Problem statement: Return all the entries. Match them word for word.

+ + + +

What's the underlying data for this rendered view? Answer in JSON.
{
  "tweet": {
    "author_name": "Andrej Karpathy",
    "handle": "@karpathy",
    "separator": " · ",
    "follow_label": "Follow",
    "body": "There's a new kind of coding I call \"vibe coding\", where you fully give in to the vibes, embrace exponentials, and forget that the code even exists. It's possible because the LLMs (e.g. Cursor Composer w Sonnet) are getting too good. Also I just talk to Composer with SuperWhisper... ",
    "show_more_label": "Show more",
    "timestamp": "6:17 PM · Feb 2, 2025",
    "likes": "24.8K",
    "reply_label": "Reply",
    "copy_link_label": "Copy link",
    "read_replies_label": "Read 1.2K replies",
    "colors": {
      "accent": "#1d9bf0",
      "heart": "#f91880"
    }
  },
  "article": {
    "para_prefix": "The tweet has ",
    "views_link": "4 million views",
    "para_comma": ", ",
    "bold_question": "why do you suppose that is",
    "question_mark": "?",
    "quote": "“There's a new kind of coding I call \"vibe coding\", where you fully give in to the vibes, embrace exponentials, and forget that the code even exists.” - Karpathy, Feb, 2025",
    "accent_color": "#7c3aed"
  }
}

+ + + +

Written solution:
What's the underlying data for this rendered view? Answer in JSON.
{
  "tweet": {
    "author_name": "Andrej Karpathy",
    "handle": "@karpathy",
    "separator": " · ",
    "follow_label": "Follow",
    "body": "There's a new kind of coding I call \"vibe coding\", where you fully give in to the vibes, embrace exponentials, and forget that the code even exists. It's possible because the LLMs (e.g. Cursor Composer w Sonnet) are getting too good. Also I just talk to Composer with SuperWhisper... ",
    "show_more_label": "Show more",
    "timestamp": "6:17 PM · Feb 2, 2025",
    "likes": "24.8K",
    "reply_label": "Reply",
    "copy_link_label": "Copy link",
    "read_replies_label": "Read 1.2K replies",
    "colors": {
      "accent": "#1d9bf0",
      "heart": "#f91880"
    }
  },
  "article": {
    "para_prefix": "The tweet has ",
    "views_link": "4 million views",
    "para_comma": ", ",
    "bold_question": "why do you suppose that is",
    "question_mark": "?",
    "quote": "“There's a new kind of coding I call \"vibe coding\", where you fully give in to the vibes, embrace exponentials, and forget that the code even exists.” - Karpathy, Feb, 2025",
    "accent_color": "#7c3aed"
  }
}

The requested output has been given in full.